Exercise prompt:
Copy out every line of the data that has the word "days" somewhere in it.

Dataset records:
*****

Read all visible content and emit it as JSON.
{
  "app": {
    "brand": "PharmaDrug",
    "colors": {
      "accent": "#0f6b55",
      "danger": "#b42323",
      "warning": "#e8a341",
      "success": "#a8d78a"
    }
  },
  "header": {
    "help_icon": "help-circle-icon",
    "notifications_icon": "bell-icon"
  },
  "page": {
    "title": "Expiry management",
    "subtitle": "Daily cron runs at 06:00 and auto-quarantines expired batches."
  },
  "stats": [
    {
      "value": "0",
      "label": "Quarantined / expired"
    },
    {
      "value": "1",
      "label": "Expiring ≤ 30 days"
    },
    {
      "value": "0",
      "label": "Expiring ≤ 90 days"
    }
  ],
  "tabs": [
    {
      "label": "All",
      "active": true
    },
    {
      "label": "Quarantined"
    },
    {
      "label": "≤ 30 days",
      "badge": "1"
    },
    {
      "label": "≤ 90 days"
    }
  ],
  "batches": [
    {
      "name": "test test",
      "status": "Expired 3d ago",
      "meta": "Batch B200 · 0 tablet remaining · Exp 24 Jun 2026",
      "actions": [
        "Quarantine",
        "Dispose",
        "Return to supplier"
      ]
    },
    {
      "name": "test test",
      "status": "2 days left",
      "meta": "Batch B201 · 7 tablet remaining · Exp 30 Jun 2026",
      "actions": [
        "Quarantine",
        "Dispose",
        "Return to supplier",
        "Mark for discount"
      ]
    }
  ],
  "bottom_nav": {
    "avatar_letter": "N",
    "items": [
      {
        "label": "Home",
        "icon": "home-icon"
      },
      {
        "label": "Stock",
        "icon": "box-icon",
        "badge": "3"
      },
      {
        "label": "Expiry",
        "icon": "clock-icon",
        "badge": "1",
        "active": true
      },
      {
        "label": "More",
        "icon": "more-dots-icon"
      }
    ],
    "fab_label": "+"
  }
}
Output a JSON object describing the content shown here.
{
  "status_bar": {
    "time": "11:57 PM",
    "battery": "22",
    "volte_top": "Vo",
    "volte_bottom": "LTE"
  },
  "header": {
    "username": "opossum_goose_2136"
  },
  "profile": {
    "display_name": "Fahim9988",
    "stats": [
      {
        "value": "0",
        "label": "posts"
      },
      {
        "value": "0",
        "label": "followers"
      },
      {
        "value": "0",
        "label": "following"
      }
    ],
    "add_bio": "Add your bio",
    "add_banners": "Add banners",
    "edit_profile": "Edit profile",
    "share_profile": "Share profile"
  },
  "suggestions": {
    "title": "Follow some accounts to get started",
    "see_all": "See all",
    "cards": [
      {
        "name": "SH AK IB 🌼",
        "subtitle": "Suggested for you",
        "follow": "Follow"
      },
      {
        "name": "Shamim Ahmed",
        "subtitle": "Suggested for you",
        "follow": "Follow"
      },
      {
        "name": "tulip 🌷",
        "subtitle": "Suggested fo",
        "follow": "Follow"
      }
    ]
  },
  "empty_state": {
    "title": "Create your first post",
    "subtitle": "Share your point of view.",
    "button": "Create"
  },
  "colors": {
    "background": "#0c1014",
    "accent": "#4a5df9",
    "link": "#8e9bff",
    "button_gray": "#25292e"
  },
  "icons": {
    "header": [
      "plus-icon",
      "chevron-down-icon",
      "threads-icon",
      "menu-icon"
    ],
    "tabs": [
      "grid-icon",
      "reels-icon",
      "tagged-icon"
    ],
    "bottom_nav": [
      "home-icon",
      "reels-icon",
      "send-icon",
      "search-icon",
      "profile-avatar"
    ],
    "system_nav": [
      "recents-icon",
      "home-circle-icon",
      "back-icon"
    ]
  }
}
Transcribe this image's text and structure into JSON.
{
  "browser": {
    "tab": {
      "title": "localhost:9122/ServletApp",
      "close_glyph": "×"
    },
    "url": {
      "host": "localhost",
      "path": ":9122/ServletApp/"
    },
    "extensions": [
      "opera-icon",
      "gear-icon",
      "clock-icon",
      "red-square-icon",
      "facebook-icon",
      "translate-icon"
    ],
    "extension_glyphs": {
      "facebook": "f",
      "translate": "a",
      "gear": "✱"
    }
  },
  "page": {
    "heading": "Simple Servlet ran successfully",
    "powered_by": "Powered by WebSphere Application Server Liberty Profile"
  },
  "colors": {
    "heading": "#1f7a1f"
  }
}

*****

Answer to the exercise:
      "label": "Expiring ≤ 30 days"
      "label": "Expiring ≤ 90 days"
      "label": "≤ 30 days",
      "label": "≤ 90 days"
      "status": "2 days left",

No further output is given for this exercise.